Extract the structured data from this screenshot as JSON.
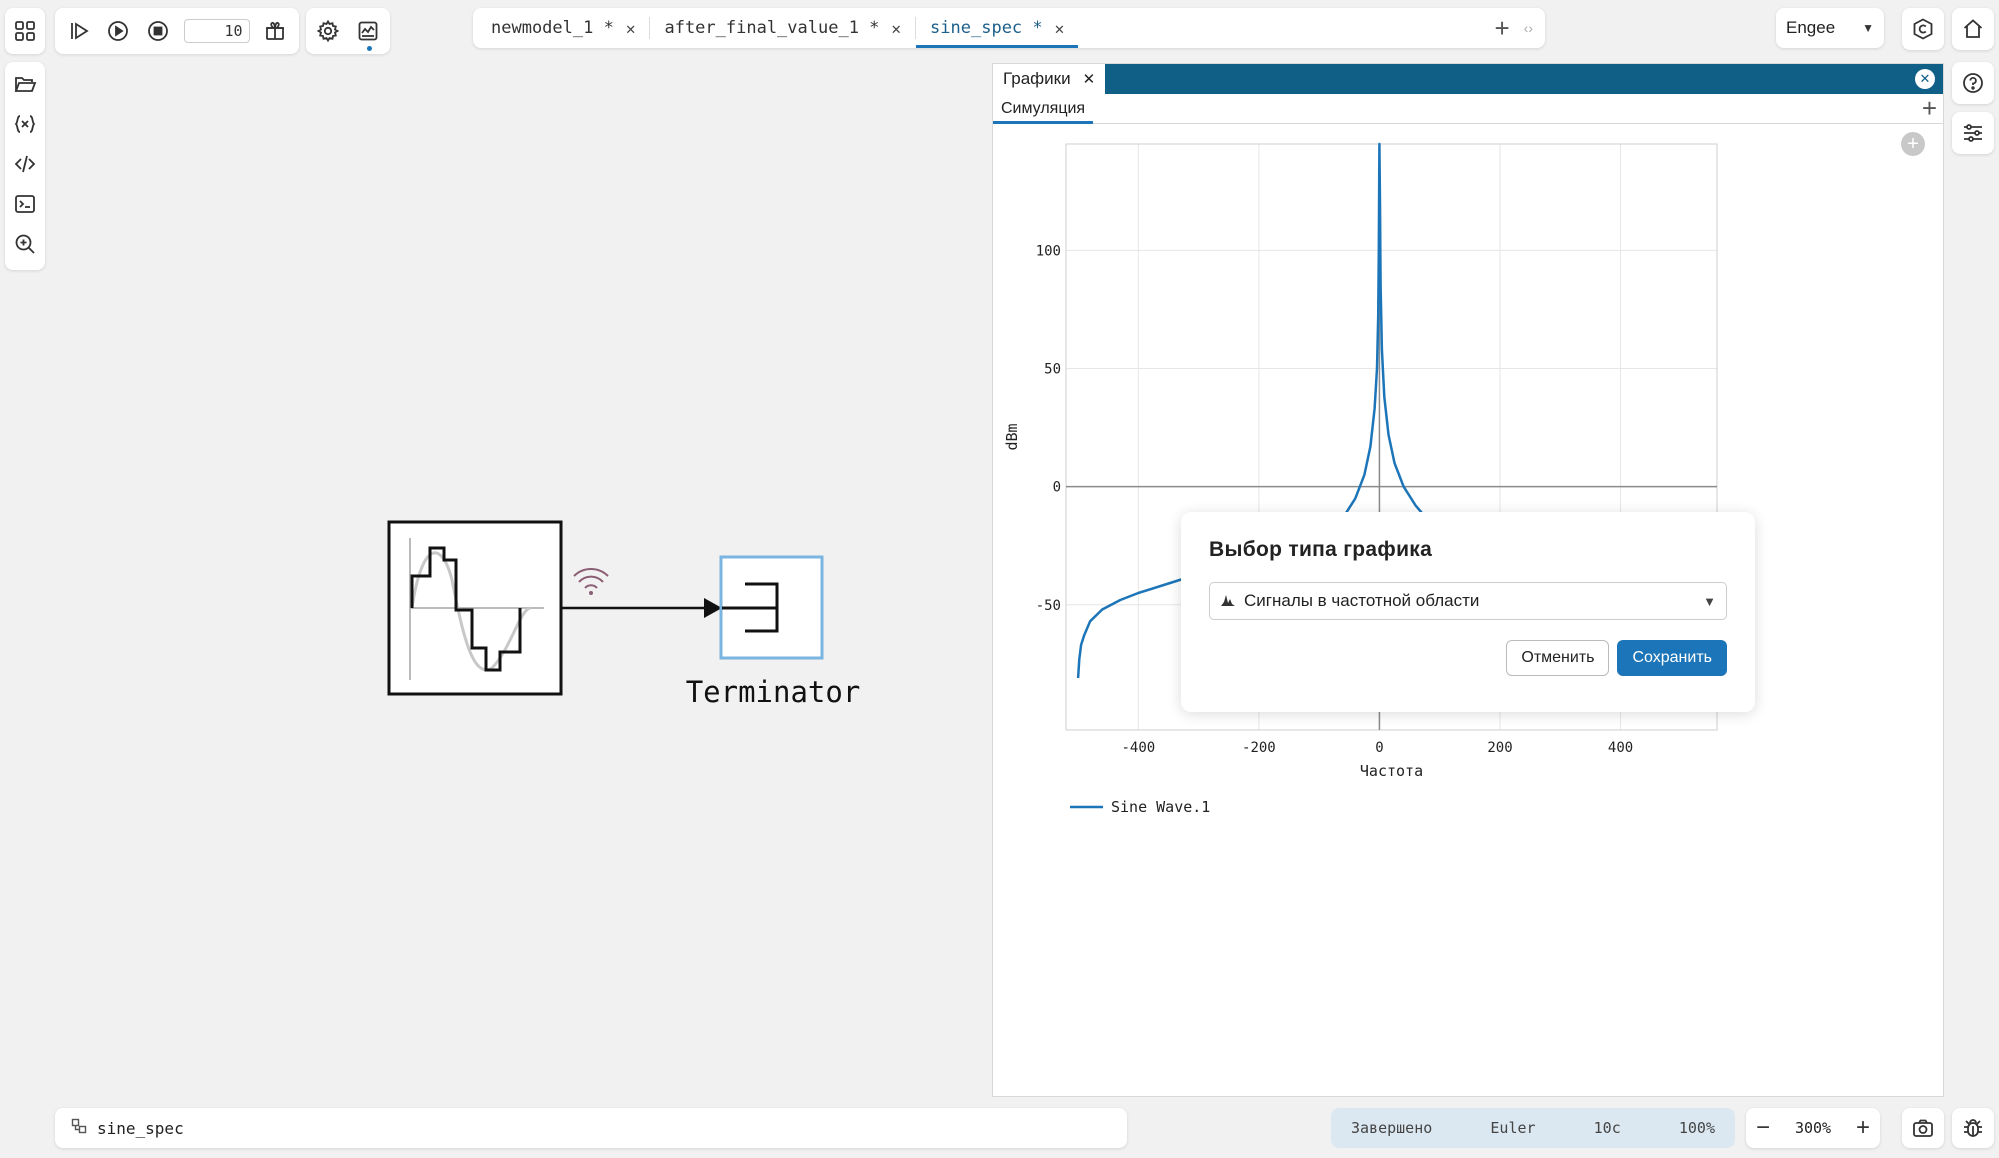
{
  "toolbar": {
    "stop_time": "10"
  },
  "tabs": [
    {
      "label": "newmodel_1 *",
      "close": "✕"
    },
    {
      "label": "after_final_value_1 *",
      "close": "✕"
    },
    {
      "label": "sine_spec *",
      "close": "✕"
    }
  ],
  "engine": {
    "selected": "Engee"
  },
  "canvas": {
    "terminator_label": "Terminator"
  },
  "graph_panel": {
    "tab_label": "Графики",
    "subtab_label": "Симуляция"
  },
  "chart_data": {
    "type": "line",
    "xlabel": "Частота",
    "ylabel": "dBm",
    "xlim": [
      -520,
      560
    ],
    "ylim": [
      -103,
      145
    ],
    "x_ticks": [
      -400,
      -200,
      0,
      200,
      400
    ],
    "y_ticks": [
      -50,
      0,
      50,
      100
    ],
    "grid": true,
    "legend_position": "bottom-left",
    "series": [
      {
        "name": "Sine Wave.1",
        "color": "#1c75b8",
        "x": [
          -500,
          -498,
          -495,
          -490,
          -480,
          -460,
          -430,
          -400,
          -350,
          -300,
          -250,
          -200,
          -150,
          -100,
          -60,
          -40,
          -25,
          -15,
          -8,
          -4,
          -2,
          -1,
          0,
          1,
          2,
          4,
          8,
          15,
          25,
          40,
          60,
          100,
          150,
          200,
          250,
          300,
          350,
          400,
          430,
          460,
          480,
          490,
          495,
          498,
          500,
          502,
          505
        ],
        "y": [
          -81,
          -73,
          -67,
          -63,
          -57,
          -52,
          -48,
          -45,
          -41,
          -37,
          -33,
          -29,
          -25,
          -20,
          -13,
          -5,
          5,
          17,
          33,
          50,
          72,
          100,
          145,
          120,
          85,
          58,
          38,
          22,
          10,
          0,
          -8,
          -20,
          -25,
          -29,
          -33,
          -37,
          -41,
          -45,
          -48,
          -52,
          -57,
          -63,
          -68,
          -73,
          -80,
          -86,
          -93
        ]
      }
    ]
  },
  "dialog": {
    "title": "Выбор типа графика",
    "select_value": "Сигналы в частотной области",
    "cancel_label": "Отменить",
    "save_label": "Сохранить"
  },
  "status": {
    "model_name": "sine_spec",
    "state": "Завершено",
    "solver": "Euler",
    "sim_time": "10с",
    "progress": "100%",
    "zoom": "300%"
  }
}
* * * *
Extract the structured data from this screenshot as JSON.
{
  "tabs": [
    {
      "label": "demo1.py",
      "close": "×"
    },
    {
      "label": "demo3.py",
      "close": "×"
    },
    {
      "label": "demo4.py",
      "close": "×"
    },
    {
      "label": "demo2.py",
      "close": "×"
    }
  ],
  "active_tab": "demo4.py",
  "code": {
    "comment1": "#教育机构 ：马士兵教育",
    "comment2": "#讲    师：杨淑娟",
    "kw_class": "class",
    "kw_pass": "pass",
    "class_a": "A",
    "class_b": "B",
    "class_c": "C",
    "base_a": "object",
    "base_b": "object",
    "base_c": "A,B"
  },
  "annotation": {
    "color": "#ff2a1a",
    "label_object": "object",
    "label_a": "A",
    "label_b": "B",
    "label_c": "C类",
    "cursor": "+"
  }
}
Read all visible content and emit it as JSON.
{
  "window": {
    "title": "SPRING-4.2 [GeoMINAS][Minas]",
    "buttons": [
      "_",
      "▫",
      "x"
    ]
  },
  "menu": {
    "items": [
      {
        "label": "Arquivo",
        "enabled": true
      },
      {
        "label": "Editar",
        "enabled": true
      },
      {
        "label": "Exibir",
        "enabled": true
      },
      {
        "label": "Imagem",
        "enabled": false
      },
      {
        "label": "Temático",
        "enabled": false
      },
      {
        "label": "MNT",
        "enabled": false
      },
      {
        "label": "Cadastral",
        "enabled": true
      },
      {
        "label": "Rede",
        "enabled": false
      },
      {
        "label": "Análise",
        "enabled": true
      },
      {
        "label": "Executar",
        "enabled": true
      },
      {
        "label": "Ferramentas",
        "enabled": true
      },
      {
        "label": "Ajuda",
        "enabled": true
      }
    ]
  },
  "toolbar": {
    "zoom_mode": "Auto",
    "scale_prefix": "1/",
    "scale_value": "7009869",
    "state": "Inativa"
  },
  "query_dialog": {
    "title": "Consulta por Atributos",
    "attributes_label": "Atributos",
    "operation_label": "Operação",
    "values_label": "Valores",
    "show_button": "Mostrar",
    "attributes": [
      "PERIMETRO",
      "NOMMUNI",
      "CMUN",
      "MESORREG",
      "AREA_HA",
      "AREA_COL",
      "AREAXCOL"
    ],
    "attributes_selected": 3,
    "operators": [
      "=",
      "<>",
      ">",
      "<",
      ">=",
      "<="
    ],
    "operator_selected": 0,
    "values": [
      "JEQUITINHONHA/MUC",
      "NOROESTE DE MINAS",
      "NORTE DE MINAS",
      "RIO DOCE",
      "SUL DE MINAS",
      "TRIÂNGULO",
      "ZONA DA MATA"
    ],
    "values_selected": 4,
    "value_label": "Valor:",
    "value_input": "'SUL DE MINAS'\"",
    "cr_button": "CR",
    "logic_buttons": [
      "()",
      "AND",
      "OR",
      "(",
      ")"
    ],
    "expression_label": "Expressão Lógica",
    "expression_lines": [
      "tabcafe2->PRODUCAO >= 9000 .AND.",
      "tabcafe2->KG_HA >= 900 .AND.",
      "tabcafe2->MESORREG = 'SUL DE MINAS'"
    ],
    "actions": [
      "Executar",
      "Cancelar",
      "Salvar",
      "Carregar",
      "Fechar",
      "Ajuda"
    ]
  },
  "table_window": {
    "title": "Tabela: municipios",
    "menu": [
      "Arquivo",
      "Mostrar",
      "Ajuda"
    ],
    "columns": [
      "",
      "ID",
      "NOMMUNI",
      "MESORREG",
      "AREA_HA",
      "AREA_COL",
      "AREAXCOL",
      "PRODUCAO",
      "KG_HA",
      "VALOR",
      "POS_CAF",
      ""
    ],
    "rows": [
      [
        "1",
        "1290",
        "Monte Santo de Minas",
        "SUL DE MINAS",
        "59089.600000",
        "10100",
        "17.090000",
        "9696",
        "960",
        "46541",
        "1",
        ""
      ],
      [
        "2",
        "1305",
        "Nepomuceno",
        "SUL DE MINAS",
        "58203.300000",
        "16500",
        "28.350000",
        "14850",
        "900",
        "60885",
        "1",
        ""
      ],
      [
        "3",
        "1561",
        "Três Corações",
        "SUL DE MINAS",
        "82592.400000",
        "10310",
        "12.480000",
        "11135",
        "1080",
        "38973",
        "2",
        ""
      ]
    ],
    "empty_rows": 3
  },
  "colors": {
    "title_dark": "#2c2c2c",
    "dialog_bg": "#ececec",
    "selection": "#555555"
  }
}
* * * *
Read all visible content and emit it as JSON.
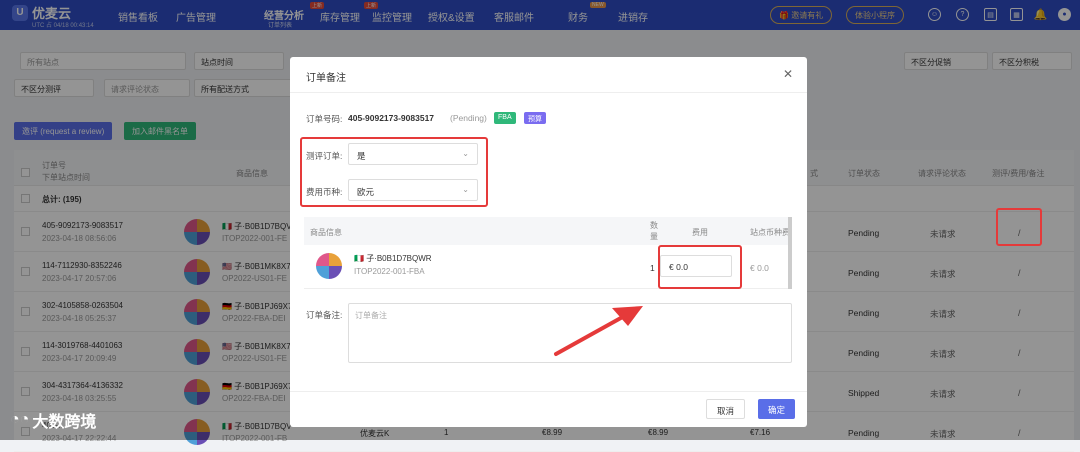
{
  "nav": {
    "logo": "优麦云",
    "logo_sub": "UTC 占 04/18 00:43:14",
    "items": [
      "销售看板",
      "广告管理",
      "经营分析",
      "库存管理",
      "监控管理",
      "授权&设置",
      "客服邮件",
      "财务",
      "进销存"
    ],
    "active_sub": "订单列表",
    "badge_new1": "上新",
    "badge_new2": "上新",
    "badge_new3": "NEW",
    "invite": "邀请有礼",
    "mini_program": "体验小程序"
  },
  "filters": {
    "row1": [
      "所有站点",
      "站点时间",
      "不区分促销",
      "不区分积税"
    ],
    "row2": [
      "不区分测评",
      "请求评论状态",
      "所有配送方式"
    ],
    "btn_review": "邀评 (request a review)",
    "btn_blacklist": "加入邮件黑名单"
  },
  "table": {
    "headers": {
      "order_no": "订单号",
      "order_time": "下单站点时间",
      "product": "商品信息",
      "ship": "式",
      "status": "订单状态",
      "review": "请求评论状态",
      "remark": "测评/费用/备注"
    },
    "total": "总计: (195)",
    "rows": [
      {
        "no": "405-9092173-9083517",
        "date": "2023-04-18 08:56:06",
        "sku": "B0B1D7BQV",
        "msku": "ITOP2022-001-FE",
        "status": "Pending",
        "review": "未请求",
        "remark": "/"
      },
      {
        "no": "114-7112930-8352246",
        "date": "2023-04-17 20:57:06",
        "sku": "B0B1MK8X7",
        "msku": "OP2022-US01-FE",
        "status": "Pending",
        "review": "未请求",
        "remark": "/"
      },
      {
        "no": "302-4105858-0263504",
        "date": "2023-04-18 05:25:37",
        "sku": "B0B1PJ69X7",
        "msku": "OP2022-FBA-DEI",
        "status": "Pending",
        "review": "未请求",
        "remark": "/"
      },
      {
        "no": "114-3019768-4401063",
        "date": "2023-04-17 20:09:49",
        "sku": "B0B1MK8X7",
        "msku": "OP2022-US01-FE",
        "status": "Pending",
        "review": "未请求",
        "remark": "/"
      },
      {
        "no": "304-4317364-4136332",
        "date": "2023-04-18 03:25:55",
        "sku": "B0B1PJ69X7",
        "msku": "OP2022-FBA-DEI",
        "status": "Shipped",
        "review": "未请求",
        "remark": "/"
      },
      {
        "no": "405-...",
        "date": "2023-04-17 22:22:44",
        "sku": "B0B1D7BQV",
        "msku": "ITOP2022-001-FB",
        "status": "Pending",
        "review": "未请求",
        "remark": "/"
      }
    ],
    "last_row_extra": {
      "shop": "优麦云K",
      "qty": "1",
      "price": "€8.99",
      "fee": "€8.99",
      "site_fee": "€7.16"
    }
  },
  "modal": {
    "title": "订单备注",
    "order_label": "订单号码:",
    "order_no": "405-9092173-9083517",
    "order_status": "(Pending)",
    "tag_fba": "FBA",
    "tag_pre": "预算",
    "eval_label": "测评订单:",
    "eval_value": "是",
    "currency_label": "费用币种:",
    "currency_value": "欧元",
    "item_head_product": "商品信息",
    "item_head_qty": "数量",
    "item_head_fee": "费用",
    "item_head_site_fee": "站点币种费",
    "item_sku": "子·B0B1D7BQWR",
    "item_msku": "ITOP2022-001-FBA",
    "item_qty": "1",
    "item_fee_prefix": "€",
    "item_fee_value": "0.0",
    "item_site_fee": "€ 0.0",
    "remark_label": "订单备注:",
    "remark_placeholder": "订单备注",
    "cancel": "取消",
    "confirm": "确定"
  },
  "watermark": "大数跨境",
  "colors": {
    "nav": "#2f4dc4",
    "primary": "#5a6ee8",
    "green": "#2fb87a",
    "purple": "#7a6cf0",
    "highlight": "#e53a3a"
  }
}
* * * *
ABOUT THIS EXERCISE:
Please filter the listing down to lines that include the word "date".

TASK SOLUTION:
        "date": "2023-04-18 08:56:06",
        "date": "2023-04-17 20:57:06",
        "date": "2023-04-18 05:25:37",
        "date": "2023-04-17 20:09:49",
        "date": "2023-04-18 03:25:55",
        "date": "2023-04-17 22:22:44",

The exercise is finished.